It looked like the end of Carl H. Ware's 26-year career at Coca-Cola Co. Last October, Ware, the company's senior black executive, checked his voice mail and was stunned to receive a message from then Chief Executive M. Douglas Ivester that he was being passed over for promotion in a management reshuffle. Ware resigned.
Now, of course, it is Ivester who is out. And Ware, 56, is back at Coke in a big way. On Jan. 4, incoming CEO Douglas N. Daft persuaded Ware to take a key spot on his new team as head of a new global public affairs unit. Ware's job is to become a roving ambassador, putting out fires and building goodwill wherever Coke does business.
It's no small irony that much of Ware's work will be repairing damage wrought by Ivester during his tumultuous two-year reign. Independent bottlers are still seething over his steep price hikes for Coke concentrate. Foreign regulators from Austria to Australia, unhappy with Coke's efforts to snatch ever more market share, now view the soda giant as the quintessential American cultural imperialist. Things are particularly bad in Europe, where Coke sales are just now recovering from last year's badly mishandled contamination scare. And back home, a wide-ranging race discrimination suit is casting a shadow over Daft's tenure before he even begins.
Daft won't discuss specifics on how he plans to tackle Coke's myriad problems before he fully takes charge in April. But he has already made clear that Coke needs to do a much better job courting business and government leaders around the globe. "We must think locally and act locally," he says.
Coke watchers say that's just why Ware was chosen to play a pivotal role in the new regime.
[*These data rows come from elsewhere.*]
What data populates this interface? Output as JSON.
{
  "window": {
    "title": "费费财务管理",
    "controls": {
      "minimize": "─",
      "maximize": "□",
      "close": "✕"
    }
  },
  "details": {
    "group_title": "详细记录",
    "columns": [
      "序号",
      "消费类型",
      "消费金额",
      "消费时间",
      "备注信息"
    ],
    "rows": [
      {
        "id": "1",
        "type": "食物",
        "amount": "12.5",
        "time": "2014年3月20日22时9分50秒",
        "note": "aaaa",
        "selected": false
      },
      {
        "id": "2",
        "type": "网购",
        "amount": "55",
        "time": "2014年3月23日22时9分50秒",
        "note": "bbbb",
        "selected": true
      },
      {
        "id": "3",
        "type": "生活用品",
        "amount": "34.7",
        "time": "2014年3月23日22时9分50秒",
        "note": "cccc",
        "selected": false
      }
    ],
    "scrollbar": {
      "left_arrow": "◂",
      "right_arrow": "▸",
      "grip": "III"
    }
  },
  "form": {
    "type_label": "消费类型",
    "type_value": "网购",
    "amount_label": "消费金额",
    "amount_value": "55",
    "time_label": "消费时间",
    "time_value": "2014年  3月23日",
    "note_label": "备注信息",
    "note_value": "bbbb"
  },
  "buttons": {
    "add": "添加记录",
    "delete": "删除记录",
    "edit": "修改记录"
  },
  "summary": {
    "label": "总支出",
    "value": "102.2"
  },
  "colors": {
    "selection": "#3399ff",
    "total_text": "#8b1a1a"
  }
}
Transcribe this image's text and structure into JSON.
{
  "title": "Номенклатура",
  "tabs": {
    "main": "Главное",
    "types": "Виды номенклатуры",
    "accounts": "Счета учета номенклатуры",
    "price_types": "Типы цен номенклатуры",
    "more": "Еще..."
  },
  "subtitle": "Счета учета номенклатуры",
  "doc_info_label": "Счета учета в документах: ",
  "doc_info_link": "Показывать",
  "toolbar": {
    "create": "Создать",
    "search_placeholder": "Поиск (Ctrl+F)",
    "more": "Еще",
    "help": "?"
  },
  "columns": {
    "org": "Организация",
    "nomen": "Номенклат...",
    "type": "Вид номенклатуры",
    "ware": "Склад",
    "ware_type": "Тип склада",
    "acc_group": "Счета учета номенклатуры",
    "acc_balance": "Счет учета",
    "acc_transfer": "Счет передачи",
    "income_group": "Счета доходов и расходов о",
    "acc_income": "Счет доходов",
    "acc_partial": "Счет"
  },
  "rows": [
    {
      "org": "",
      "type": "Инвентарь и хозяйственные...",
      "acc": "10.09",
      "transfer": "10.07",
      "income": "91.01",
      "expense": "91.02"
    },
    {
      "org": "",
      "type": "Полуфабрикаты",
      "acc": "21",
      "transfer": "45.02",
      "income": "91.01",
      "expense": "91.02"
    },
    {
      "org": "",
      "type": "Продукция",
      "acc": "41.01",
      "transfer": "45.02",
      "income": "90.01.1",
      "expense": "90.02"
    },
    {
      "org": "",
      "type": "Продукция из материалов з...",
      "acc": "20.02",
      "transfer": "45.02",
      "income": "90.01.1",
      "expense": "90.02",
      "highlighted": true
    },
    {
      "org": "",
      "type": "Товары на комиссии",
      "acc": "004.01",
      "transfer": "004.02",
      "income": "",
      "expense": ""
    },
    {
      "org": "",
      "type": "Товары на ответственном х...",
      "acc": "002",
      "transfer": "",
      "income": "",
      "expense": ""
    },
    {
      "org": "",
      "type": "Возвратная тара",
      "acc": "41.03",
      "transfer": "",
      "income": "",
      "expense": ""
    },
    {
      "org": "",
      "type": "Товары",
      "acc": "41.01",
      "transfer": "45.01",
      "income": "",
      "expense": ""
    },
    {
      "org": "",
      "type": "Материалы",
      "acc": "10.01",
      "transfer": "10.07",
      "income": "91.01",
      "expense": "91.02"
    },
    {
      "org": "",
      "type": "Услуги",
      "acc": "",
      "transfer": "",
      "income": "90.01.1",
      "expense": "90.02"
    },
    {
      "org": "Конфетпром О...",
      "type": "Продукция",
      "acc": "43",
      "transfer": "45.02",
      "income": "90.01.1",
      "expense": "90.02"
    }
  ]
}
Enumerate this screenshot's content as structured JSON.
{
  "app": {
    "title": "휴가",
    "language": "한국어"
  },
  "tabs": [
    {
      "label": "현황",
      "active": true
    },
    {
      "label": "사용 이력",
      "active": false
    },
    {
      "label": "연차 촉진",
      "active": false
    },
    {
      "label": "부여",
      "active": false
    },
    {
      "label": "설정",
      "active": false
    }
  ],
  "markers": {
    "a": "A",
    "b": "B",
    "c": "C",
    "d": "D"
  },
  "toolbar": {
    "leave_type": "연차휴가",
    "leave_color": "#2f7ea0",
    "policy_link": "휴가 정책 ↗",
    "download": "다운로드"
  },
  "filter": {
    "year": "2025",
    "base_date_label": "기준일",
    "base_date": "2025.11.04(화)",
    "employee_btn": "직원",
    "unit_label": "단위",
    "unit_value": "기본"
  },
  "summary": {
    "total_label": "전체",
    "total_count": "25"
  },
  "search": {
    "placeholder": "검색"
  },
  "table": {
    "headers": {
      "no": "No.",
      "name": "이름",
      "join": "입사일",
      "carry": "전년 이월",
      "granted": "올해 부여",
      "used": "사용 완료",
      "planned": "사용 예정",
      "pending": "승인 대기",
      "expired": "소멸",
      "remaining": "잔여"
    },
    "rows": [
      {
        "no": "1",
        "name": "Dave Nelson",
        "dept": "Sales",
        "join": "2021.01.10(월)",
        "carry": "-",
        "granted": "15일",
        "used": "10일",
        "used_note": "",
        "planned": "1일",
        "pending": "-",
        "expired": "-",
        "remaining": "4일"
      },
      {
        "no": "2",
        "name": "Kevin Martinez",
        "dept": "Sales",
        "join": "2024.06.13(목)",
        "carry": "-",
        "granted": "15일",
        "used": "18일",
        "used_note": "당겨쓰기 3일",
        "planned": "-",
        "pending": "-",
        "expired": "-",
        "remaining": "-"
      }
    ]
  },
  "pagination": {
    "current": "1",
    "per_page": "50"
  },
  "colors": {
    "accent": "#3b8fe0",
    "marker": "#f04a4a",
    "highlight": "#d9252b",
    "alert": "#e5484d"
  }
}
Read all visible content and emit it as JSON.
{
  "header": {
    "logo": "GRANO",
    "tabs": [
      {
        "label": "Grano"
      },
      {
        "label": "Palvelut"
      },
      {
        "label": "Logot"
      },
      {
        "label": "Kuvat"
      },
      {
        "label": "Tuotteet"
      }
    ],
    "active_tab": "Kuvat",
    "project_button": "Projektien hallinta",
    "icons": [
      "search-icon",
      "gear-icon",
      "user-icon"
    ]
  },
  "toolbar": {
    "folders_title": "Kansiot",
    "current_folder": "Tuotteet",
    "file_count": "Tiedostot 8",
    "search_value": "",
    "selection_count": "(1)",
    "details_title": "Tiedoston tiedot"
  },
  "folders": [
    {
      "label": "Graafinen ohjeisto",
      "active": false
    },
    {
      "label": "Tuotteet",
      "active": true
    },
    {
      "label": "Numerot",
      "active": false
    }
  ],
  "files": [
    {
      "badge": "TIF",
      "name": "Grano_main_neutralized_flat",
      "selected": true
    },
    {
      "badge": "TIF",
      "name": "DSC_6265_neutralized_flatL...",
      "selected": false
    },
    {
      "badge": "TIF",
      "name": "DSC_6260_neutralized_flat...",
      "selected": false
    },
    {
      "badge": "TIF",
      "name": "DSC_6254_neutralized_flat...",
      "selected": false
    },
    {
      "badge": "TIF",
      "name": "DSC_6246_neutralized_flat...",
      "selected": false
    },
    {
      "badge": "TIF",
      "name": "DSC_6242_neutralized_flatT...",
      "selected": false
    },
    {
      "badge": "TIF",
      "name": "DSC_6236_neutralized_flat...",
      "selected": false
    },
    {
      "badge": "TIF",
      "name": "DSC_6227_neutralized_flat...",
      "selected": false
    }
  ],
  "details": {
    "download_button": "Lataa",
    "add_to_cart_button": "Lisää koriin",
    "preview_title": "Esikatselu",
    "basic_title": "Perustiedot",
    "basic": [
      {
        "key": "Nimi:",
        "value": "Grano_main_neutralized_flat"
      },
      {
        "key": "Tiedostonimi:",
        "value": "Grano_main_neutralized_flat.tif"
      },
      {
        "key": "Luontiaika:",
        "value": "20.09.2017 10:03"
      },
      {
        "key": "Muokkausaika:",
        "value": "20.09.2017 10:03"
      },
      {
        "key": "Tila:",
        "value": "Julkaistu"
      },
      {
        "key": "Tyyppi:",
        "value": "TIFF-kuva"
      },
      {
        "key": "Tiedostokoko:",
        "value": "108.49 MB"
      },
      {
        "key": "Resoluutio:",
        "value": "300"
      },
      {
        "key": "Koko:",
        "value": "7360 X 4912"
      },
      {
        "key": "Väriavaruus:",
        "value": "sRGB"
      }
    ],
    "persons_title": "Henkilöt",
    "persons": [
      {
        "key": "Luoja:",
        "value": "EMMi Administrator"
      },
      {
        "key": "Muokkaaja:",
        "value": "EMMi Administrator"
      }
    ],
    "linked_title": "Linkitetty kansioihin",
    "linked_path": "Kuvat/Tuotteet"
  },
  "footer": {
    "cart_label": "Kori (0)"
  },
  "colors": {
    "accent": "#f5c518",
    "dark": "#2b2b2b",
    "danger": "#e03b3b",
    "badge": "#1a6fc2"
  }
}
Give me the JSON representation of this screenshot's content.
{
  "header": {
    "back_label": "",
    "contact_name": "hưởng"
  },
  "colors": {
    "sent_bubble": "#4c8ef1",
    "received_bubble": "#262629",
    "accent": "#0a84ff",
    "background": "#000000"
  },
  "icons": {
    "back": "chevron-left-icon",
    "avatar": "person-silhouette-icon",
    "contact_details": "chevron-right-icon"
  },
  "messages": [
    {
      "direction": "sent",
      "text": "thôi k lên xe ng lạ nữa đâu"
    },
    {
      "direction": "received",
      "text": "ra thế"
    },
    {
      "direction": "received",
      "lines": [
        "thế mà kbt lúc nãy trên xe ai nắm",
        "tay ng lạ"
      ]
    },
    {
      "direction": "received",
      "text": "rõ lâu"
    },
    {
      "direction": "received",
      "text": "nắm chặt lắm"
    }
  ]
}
Insiders point out that Ware first built his career in the 1970s at Coke in its governmental affairs unit dealing with local officials and community groups. Retired Coke President Donald R. Keough, now chairman of New York investment bank Allen & Co., predicts that with Ware back on board, "Coke will be able to sense the economic, political, and social sensitivities" at play in its many markets.
Ware, too, is mum as to what his first priorities will be, but outsiders agree that he must work to recast Coke as a local company in each of its far-flung markets. Likely moves will include buying more raw materials from domestic suppliers, and stepping up Coke's involvement in local affairs and charities. Ware acknowledges that he faces a tough challenge. "We've got work to do," he says.
SMART MOVES. Still, he seems well suited for the job. After an early career in Atlanta politics, he made a name for himself at Coke by defusing problems before they became full-blown crises. In 1981, Jesse Jackson, critical of Coke's hiring record and its weak support for black-owned businesses, was set to kick off a "Don't Choke on Coke" boycott. Jackson called it off after Ware helped craft a $50 million program to support black vendors.
By 1991, Keough, Ware's mentor, encouraged Ware to move into operations. Enrolling in a Harvard University management program, Ware later spent two years as a deputy group president in Europe and Africa. In 1993, he was named to head up Coke's Africa group.
Working from Atlanta headquarters, Ware dramatically built Coke's presence in Africa. One smart move: He helped organize a U.S. fund-raising tour for Nelson Mandela prior to his 1994 presidential race. That smoothed the way to renew Coke's presence in post-apartheid South Africa, where it now sells 400 million cases annually--roughly half its sales in Africa. By 1998, Coke's net operating revenues there had risen 136% over 1993 levels, to $603 million. Operating income rose 42%, to $215 million. Ware also pushed Coke to provide drought relief in Zimbabwe and refugee support in Rwanda, creating much goodwill. Can Ware do the same around the globe? It's a huge job--but it sure beats early retirement.